Select one of the keywords
Wild Fire    by Nelson deMille order for
Wild Fire
by Nelson deMille
Order:  USA  Can
Warner, 2006 (2006)
Hardcover, Audio, CD

Read an Excerpt

* *   Reviewed by Hilary Williamson

My favorite of Nelson DeMille's characters is back for an encore - irreverent cynic John Corey was a veteran NYPD homicide cop in Plum Island, a new member of the Federal Anti-Terrorist Task Force in The Lion's Game, and continued in the ATTF - having married his boss/partner, FBI Agent Kate Mayfield - in Night Fall, in which the 9/11 destruction of the Twin Towers played a pivotal role. Now, John Corey reminds us, 'we are living in a state of perpetual color-coded anxiety ... For damn sure, it's not going to be green again in my lifetime.'

Nelson DeMille repeats the conspiracy theory theme of the previous episode, though with a different twist (a few players also reappear) this time around. As the story opens, Corey's colleague, Harry Muller, is sent on a surveillance op, to check out 'a bunch of rich, right-wing loonies' who hang out at an Adirondack luxury hunting lodge owned by Bain Madox, who's also president and owner of Global Oil Corporation. Corey finds Harry's assignment odd, while Harry ends up dead after unwillingly attending an Executive Board meeting of the Custer Hill Club, focused on Project Green, aka Nuclear Armageddon. Present at the meeting are a Deputy Secretary of Defense, a top national security advisor to the President, an Air Force General, and the CIA liaison to the White House.

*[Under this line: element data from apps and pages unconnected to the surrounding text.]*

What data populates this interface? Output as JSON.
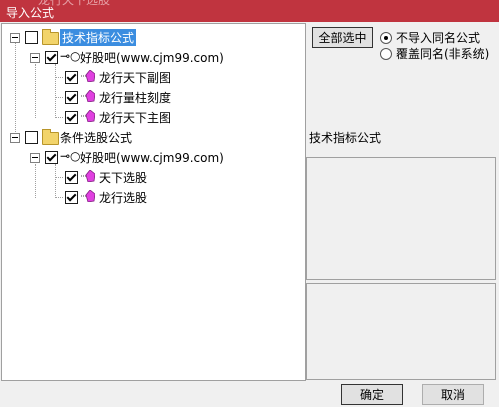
{
  "window": {
    "title": "导入公式",
    "title_behind": "龙行天下选股"
  },
  "tree": {
    "groups": [
      {
        "label": "技术指标公式",
        "checked": false,
        "selected": true,
        "source": {
          "label": "好股吧(www.cjm99.com)",
          "checked": true,
          "items": [
            {
              "label": "龙行天下副图",
              "checked": true
            },
            {
              "label": "龙行量柱刻度",
              "checked": true
            },
            {
              "label": "龙行天下主图",
              "checked": true
            }
          ]
        }
      },
      {
        "label": "条件选股公式",
        "checked": false,
        "selected": false,
        "source": {
          "label": "好股吧(www.cjm99.com)",
          "checked": true,
          "items": [
            {
              "label": "天下选股",
              "checked": true
            },
            {
              "label": "龙行选股",
              "checked": true
            }
          ]
        }
      }
    ]
  },
  "options": {
    "select_all_label": "全部选中",
    "radio_skip_label": "不导入同名公式",
    "radio_overwrite_label": "覆盖同名(非系统)",
    "selected_option": "不导入同名公式"
  },
  "info": {
    "category_label": "技术指标公式"
  },
  "footer": {
    "ok_label": "确定",
    "cancel_label": "取消"
  },
  "colors": {
    "titlebar": "#c0343f",
    "selection": "#3b8de0",
    "folder": "#f2d46b",
    "leaf_icon": "#e040e0"
  }
}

Of course, Corey pushes himself - and Kate - into the investigation and, as always, ignores orders and confronts Madox directly. He finds that they have much in common, but soon is sure that Madox killed Harry. Though Corey wins some support from State Police Major Schaeffer, he and Kate end up on the run from their own people - as well as John's old enemy, Agent in Black Liam Griffith - as they race to work out the meaning of Harry's last message - 'MAD NUK ELF' - and to find out and prevent what Madox has unleashed upon a (mostly) unsuspecting world. They end up in a direct and very dangerous confrontation with the villains - Kate kills a ghost, hidden BearBangers save the day, and they narrowly avoid a nuclear holocaust.

I love the ongoing banter between husband and wife, Corey's attitude, his preoccupation with bears in the woods, and his comments about politically correct language like extremists: 'Why call them terrorists or murderers? That's so judgmental. Adolf Hitler was an extremist. / We weren't going to win the war on terrorism until we won the war of the words.' Having recently watched Jack Bauer in 24, I was struck by similarities between the two heroes - in particular their propensity to act without authority. Though neither is a team player, Jack tends to be more polite to his superiors than John does. But Bauer believes the end justifies the means, while Corey takes the opposite position - and though I enjoy 24, I prefer John Corey's ethics. Don't miss Wild Fire; it's a gripping, edgy, intelligent read.

Note: Opinions expressed in reviews and articles on this site are those of the author(s) and not necessarily those of BookLoons.

Find more Mystery books on our Shelves or in our book Reviews